• _Work to complete_
Scan the entries that follow and copy out every line containing "Evet".

::::

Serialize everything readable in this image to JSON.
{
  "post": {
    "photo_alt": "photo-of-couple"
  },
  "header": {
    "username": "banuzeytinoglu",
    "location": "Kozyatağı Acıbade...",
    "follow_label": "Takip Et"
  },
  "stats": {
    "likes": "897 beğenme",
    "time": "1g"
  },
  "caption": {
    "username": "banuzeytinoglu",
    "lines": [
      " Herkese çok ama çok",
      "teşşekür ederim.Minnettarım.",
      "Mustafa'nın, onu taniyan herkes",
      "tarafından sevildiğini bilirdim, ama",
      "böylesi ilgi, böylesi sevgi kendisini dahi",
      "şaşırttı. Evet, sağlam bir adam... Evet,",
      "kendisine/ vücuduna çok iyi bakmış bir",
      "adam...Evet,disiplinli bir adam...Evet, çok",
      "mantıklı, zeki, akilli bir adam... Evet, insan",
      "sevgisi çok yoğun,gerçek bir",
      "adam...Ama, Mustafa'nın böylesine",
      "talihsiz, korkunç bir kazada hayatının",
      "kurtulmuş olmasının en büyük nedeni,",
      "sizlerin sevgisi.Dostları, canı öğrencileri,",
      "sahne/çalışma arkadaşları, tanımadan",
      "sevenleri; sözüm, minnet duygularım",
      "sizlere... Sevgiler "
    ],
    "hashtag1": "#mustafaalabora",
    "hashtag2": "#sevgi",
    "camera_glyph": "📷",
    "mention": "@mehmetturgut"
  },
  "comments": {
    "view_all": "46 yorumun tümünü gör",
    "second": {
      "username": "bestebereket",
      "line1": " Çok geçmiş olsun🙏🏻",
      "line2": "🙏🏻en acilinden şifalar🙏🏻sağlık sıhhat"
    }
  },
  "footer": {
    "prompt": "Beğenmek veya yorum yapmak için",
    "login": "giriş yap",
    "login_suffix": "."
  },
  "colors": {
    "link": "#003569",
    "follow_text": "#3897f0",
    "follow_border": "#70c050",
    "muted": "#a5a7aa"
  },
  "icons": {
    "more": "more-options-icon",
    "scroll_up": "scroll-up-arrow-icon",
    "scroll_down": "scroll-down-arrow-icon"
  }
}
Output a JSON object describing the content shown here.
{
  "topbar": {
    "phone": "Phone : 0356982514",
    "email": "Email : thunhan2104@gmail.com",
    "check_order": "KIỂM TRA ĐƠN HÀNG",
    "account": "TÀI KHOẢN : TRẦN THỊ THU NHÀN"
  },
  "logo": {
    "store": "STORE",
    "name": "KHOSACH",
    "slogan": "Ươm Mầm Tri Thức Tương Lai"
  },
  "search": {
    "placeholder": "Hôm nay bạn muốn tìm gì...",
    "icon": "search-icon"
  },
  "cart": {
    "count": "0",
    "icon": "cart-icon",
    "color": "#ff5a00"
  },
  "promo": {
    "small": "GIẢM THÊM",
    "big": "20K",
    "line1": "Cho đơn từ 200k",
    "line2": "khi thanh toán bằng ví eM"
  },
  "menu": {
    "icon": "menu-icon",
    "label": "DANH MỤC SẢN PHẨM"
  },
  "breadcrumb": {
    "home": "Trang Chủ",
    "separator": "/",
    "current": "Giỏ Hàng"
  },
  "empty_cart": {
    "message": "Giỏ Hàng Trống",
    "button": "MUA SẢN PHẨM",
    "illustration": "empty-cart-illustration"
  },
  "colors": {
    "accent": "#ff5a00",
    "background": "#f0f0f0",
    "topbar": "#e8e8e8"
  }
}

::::

• _Answer box_
      "şaşırttı. Evet, sağlam bir adam... Evet,",
      "adam...Evet,disiplinli bir adam...Evet, çok",
      "mantıklı, zeki, akilli bir adam... Evet, insan",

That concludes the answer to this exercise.